Steve Webster, a sports commentator with local Great Bend radio station 1590 KVGB, took his turn at the podium Friday afternoon at Barton Community College.
He is one of two candidates in the running for the opening of the Barton Community College Executive Director of Institutional Advancement, which oversees the Barton Foundation. At the forum, the public and college employees learned more about Webster and had the chance to ask questions.
While the majority of his experience has been in radio broadcasting, it has brought him in contact with a diversity of people from several different backgrounds and professions. His career began in the local market, first in Pratt and then in Great Bend. In 1987, he became the voice of the Cougars, in fact. That success paved the way for him to become the voice of the Ft. Hays Tigers.
His responsibilities increased over time as he moved through other broadcasting stations in Kansas and Texas. He was asked three times to accept the position of Executive Producer of the Mid America Sports Network before he finally did. That experience was an opportunity to prove himself as he grew the network from the understaffed, underfunded precarious status at the beginning of his tenure to a well funded institution with talent when he left.
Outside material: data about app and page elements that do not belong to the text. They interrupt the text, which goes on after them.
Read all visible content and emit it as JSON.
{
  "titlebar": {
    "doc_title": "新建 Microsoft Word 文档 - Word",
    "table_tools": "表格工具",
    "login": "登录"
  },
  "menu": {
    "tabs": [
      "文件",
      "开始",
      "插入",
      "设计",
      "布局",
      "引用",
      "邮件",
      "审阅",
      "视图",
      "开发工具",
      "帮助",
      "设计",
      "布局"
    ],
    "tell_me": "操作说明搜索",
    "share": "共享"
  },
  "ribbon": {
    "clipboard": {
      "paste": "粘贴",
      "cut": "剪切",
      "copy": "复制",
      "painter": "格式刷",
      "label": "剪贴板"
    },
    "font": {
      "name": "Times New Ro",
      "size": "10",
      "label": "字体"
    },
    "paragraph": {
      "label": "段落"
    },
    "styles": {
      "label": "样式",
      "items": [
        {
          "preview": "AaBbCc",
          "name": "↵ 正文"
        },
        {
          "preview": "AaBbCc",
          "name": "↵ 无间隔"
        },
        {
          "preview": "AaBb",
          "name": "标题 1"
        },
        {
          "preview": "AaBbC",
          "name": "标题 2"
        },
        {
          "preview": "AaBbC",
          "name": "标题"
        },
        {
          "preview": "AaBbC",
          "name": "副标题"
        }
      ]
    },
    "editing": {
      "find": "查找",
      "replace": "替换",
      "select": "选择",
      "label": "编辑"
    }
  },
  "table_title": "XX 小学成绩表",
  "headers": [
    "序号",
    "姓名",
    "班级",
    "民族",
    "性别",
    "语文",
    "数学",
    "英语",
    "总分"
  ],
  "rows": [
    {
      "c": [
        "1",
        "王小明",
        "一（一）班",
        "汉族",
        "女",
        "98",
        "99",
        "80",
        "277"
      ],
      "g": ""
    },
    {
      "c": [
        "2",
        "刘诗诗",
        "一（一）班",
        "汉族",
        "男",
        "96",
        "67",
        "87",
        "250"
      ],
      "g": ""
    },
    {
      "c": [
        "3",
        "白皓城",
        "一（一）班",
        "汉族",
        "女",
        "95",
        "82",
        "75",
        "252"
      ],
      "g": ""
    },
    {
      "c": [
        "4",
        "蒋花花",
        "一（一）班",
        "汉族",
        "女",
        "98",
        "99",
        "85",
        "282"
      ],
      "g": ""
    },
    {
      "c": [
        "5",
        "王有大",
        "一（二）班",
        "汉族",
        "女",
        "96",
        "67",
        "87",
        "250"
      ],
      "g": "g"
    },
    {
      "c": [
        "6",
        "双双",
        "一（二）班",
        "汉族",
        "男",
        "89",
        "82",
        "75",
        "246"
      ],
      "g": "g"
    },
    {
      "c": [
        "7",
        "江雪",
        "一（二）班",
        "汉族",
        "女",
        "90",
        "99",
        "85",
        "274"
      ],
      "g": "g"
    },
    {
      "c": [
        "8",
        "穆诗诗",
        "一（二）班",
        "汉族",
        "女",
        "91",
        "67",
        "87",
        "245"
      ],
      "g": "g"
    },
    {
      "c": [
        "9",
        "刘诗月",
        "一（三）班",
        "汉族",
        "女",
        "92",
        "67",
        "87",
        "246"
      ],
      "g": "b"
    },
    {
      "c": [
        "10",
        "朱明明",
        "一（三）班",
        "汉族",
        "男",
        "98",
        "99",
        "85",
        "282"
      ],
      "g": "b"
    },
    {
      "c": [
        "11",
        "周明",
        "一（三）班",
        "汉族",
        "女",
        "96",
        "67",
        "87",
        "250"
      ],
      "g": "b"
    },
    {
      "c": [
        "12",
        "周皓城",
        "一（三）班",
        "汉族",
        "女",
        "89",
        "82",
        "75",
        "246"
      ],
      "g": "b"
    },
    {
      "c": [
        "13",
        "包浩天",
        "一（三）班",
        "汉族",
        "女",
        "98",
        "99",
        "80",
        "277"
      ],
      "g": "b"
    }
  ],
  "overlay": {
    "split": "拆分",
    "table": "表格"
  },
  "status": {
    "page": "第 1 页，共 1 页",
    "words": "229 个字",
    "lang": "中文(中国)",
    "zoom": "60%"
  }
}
In between, he held a number sales and broadcasting related positions. Four years ago, he returned to Great Bend in time for his son to begin high school. The Barton Half Time show and the Hilltop show are two programs he hosts currently, and he credits these with growing his passion for the school.
“Barton shapes the future of young and old alike,” he said. “Barton offers hope, because it provides the training a person needs to be in a better job in six to 12 months.”
He admits, his current position has far fewer responsibilities compared to the directorship. He said he visited with Dr. Ed Hammond, who retired as president of Ft. Hays State University in June, 2014. He worked closely with Hammond as the Sports Information Director at the university, and wondered if Hammond thought he could handle the job. The answer, he said, was yes.
When asked if he felt he had all the skills necessary to fill the shoes of the former director, Darnell Holopirek, he responded that he did not have every skill, but he did have a lot of them, and he knew who to ask to take care of the rest, referring to the current foundation board. Holopirek retired in December, and was present at the forum.
“I also took lots of notes,” she said from the audience.
Dr. Vic Martin, a Barton faculty member, asked where Webster felt he would need to work hardest if he got the job. He responded that while he had a good handle on traditional media, he, like all media people, needed to increase knowledge of how to connect with younger people. That would require learning and keeping up with new technology. Increasing visibility within the county, too, would be helpful.
In light of state funding cuts for higher education, and the decrease in oil valuation that directly affects funding for the college immediately, Webster said his top priority would be to reconnect with current donors.
“The foundation is in great shape now, thanks to the efforts of Darnell,” he said. “Still, we need to find a way to get through this.”